Unlike in the Japan game, when anyone in red with even the faintest notion of surging forward was cut off at the knees by the Samurai Blue, there was an expectation Singapore would have more freedom against the Syrians.

The teams had fought out a close contest back in early September, when only Oday Al-Jafal’s 59th-minute header separated the sides in Oman.

Yet as in that match, Syria started with far more attacking intent and Safuwan’s first involvement was a headed clearance in just the second minute.

Forty-five seconds later he skipped past Syrian defender Ahmad Al Salih with a neat piece of skill on the left touchline before misplacing a pass as the early signs pointed to a busy night for the 24-year-old.

His next key moment came from a strong Chris van Huizen header, who was making his first international start.

Safuwan drew a foul and from the free-kick, Madhu Mohana had Singapore’s opening sight of goal, heading over from close range under pressure from Syrian keeper Ibrahim Almeh.

The Eagles then capitalised on some poor Singaporean defending to take the lead through an Omar Khribin header in the 20th minute, putting the home side firmly on the back foot.

Safuwan had a tough chance to get his side back on level terms when he won a header from a Madhu long throw, but it soared well over the crossbar as the Lions struggled to create clear avenues towards goal.

In the shadows of halftime he set himself and wore a crunching Al Salih challenge and was left limping moments later following a 50-50 effort with Syria’s Alaa Al Shbbli.

Khribin would prove Singapore's nemesis on the night

Safuwan battled on and attempted to feed Van Huizen with a wide ball that was cut-out by the Syrian defence as the home side went to the break licking its wounds from a physical half of football.

Stange would surely have been imploring his troops to chance their hand and Safuwan was on the end of their best opportunity to that point seven minutes into the second half.

A speculative ball from Baihakki Khaizan from deep in his own half fell kindly for substitute Faritz, whose cut back found Van Huizen free on the edge of the 18-yard box.

His cross was met by Safuwan at the back post and his glancing header fell just on the wrong side of the upright.

The Lions had momentum for the first time in the match – and then Madhu got sent off for an apparent elbow on Eagles forward Omar Khribin.

That forced a reshuffle and meant Safuwan’s rare opportunities became even more limited the rest of the way.

Stange introduced Fazrul with 12 minutes remaining, but he wasn’t able to add any attacking impetus as the home team’s desperately disappointing offensive effort meandered towards a meek conclusion.

Then, a ray of hope for the Lions.
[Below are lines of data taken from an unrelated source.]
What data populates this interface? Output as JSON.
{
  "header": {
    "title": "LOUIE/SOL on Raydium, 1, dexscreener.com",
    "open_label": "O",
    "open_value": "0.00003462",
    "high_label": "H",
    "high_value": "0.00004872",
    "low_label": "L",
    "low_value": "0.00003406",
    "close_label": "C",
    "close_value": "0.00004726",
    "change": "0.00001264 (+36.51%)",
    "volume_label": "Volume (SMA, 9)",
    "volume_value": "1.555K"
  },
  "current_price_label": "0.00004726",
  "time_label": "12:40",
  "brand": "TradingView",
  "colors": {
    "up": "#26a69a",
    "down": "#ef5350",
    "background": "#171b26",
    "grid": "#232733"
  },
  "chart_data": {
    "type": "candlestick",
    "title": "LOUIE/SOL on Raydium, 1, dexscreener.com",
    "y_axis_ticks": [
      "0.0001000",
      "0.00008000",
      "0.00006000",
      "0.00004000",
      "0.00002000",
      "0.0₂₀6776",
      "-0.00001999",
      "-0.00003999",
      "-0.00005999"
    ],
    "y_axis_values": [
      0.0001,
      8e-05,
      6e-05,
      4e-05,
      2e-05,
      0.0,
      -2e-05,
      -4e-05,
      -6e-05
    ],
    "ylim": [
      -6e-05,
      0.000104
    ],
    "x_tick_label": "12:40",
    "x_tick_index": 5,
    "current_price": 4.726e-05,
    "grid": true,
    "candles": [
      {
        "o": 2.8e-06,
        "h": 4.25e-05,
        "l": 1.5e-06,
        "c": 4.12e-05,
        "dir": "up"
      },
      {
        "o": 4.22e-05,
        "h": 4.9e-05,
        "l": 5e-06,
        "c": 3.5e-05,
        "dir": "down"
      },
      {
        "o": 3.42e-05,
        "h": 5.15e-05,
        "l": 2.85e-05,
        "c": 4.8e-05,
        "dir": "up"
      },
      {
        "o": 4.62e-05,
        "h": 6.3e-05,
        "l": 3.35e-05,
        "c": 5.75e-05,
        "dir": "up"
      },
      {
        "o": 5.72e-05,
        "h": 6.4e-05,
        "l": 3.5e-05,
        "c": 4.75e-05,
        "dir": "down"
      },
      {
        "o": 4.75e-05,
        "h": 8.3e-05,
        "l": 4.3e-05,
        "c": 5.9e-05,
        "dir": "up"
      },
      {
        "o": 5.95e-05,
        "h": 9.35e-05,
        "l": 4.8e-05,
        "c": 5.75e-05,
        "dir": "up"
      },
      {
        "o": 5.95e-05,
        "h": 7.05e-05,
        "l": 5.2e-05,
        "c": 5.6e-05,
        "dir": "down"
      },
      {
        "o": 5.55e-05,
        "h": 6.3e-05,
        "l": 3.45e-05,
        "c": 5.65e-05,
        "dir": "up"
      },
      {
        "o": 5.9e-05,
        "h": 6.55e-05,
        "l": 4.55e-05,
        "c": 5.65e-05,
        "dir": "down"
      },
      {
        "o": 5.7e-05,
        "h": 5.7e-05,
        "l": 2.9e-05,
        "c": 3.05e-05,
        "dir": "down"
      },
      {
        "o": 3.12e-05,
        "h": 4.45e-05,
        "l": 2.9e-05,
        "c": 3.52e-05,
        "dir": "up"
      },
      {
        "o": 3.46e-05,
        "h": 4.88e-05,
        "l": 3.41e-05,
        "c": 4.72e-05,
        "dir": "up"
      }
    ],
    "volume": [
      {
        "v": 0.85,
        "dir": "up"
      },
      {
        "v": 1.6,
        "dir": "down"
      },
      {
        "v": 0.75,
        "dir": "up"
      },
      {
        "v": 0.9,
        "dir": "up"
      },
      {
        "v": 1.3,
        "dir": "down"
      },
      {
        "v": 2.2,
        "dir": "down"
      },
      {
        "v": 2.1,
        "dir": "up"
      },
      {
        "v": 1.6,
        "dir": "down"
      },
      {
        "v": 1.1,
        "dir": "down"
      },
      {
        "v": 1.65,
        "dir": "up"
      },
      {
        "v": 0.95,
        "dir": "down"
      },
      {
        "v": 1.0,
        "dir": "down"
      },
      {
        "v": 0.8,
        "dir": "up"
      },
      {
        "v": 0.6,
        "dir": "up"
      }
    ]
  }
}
A Syrian arm was spotted from Shaiful Esah’s 88th minute cross and the home crowd erupted when referee Kim Jong Hyeok pointed to the spot.

They were then in ecstasy when Safuwan coolly stepped up and sent the keeper the wrong way to level the scores for a fortunate home side.

But Khribin, already a villain throughout the night, had time for one last dagger blow to seal a deserved 2-1 win.

Safuwan’s effort and energy across the 90 minutes was admirable, but in truth unless Stange can find a way to elicit more effective attacking raids further up the pitch, it will continue counting for little.

Photos: Weixiang Lim/FourFourTwo